• [DATA RECORDS]
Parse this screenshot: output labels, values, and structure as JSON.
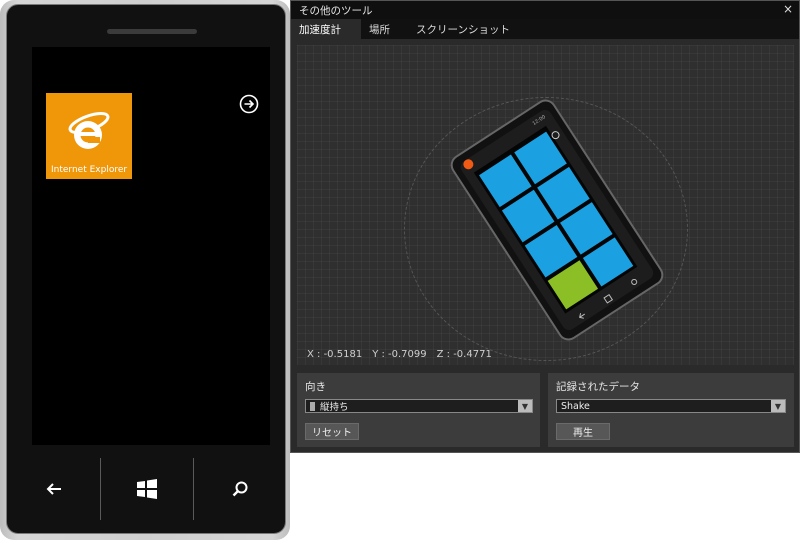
{
  "emulator": {
    "tile_label": "Internet Explorer",
    "tile_color": "#f09609",
    "icons": {
      "back": "back-arrow-icon",
      "start": "windows-logo-icon",
      "search": "search-icon",
      "next": "arrow-right-circle-icon"
    }
  },
  "tools": {
    "title": "その他のツール",
    "close_label": "×",
    "tabs": [
      "加速度計",
      "場所",
      "スクリーンショット"
    ],
    "active_tab": "加速度計",
    "readout": {
      "x": "X : -0.5181",
      "y": "Y : -0.7099",
      "z": "Z : -0.4771"
    },
    "orientation": {
      "label": "向き",
      "selected": "縦持ち",
      "reset_label": "リセット"
    },
    "recorded": {
      "label": "記録されたデータ",
      "selected": "Shake",
      "play_label": "再生"
    },
    "colors": {
      "tile_blue": "#1ba1e2",
      "tile_green": "#8cbf26",
      "dot_orange": "#f05a14"
    }
  }
}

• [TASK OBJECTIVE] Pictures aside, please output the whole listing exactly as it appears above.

• [ANSWER TO THE EXERCISE]
Parse this screenshot: output labels, values, and structure as JSON.
{
  "emulator": {
    "tile_label": "Internet Explorer",
    "tile_color": "#f09609",
    "icons": {
      "back": "back-arrow-icon",
      "start": "windows-logo-icon",
      "search": "search-icon",
      "next": "arrow-right-circle-icon"
    }
  },
  "tools": {
    "title": "その他のツール",
    "close_label": "×",
    "tabs": [
      "加速度計",
      "場所",
      "スクリーンショット"
    ],
    "active_tab": "加速度計",
    "readout": {
      "x": "X : -0.5181",
      "y": "Y : -0.7099",
      "z": "Z : -0.4771"
    },
    "orientation": {
      "label": "向き",
      "selected": "縦持ち",
      "reset_label": "リセット"
    },
    "recorded": {
      "label": "記録されたデータ",
      "selected": "Shake",
      "play_label": "再生"
    },
    "colors": {
      "tile_blue": "#1ba1e2",
      "tile_green": "#8cbf26",
      "dot_orange": "#f05a14"
    }
  }
}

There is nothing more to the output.